__Goal of the exercise__.
The listing below is the input. Say how many of its lines contain "icon", giving the number alone.

__Data for analysis__.
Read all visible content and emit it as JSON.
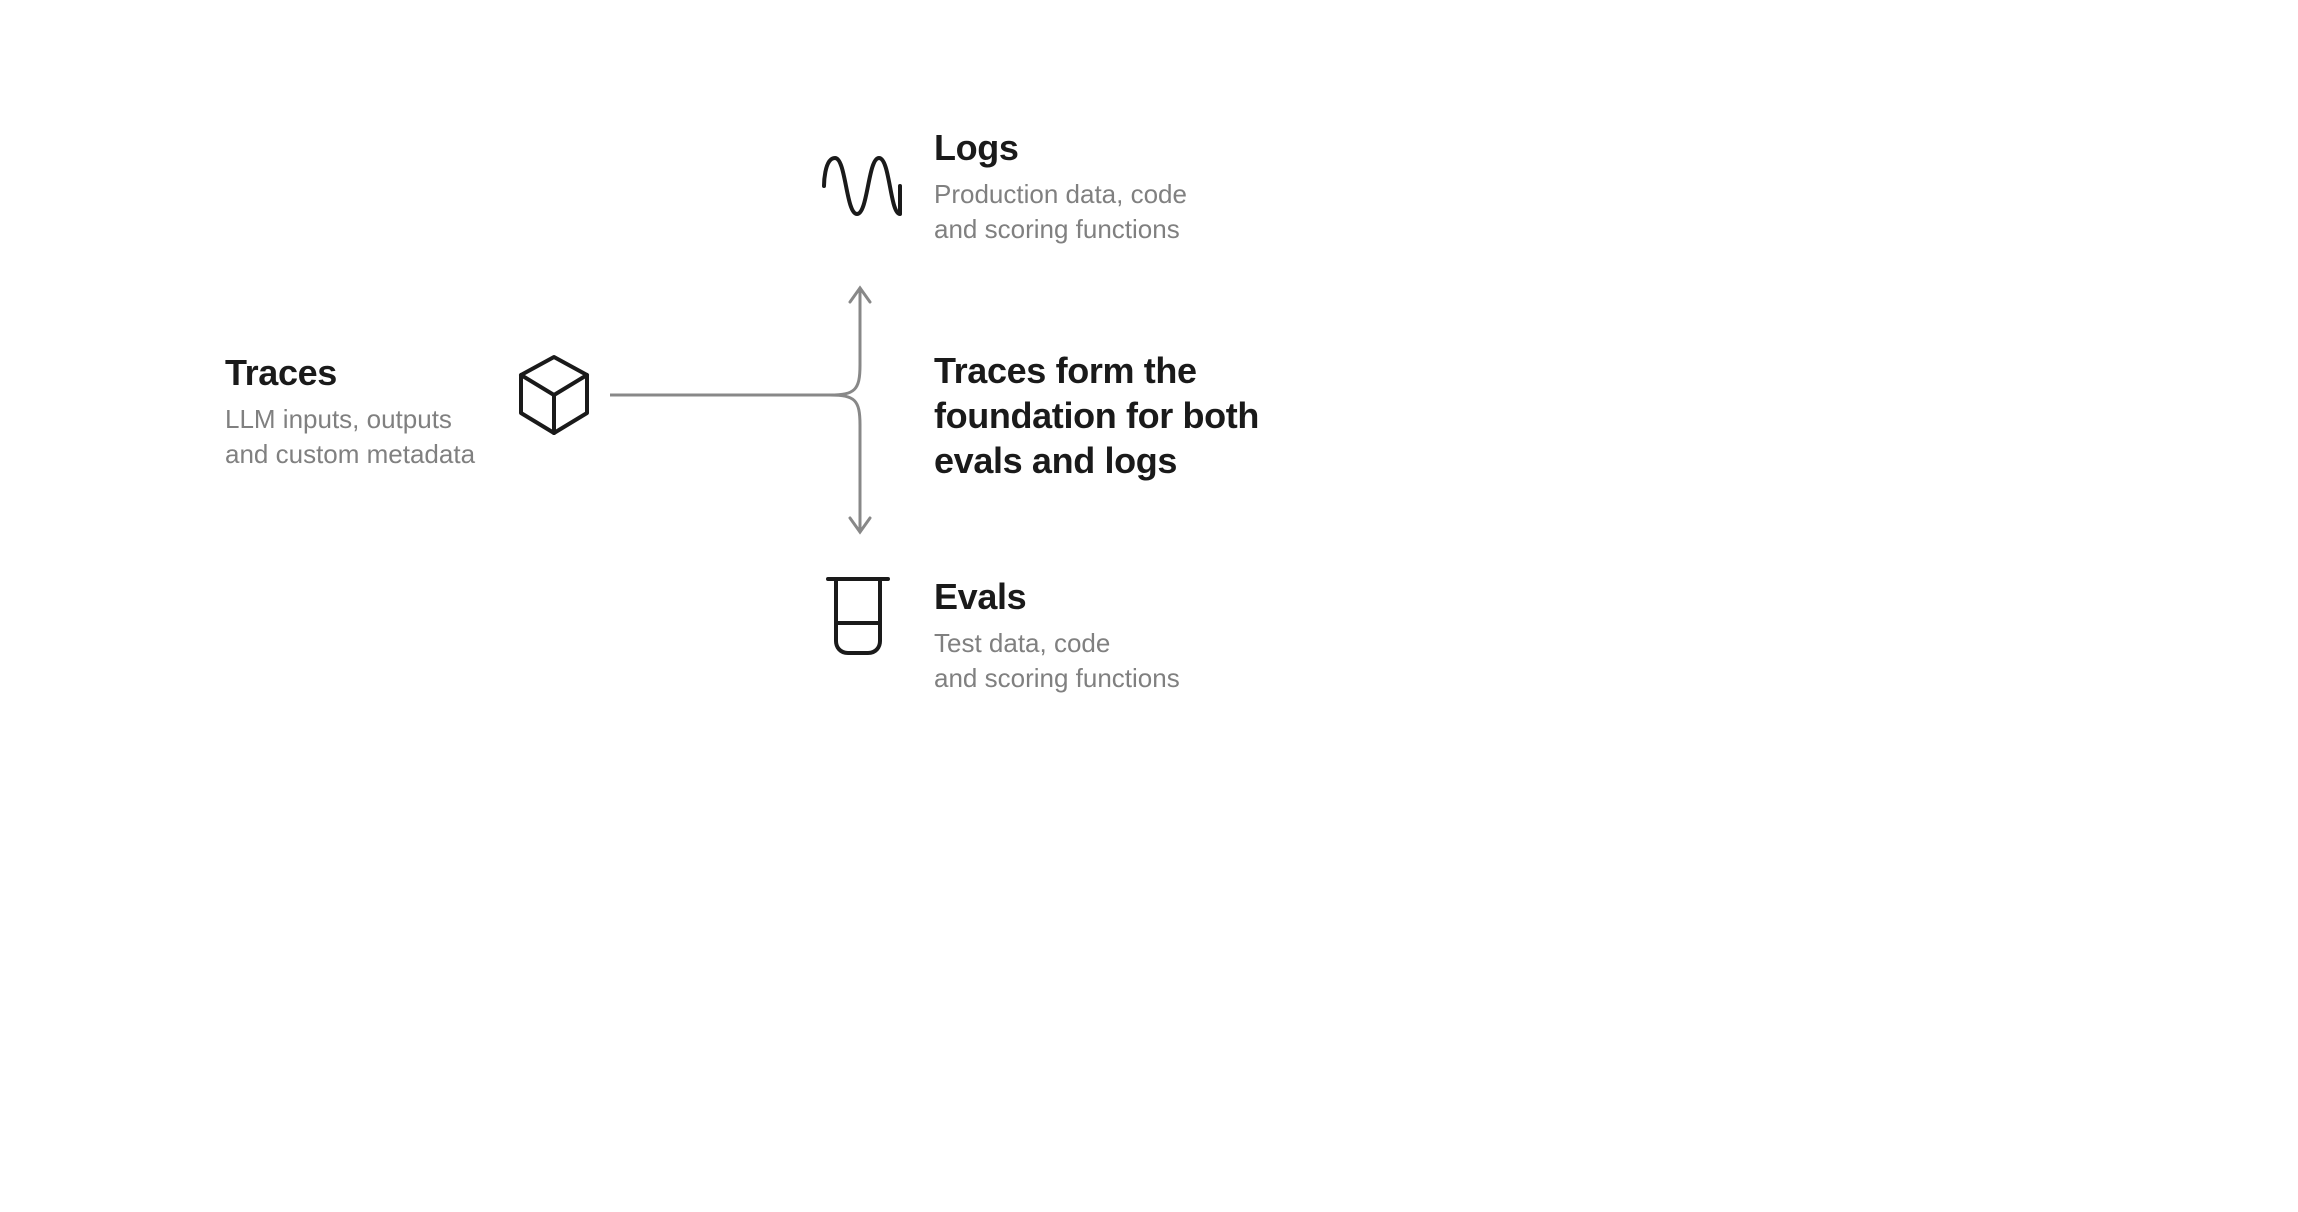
{
  "traces": {
    "title": "Traces",
    "subtitle_line1": "LLM inputs, outputs",
    "subtitle_line2": "and custom metadata",
    "icon": "cube-icon"
  },
  "logs": {
    "title": "Logs",
    "subtitle_line1": "Production data, code",
    "subtitle_line2": "and scoring functions",
    "icon": "waveform-icon"
  },
  "evals": {
    "title": "Evals",
    "subtitle_line1": "Test data, code",
    "subtitle_line2": "and scoring functions",
    "icon": "beaker-icon"
  },
  "center": {
    "line1": "Traces form the",
    "line2": "foundation for both",
    "line3": "evals and logs"
  },
  "colors": {
    "text_primary": "#1a1a1a",
    "text_secondary": "#808080",
    "connector": "#888888",
    "background": "#ffffff"
  }
}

__Task solution__.
3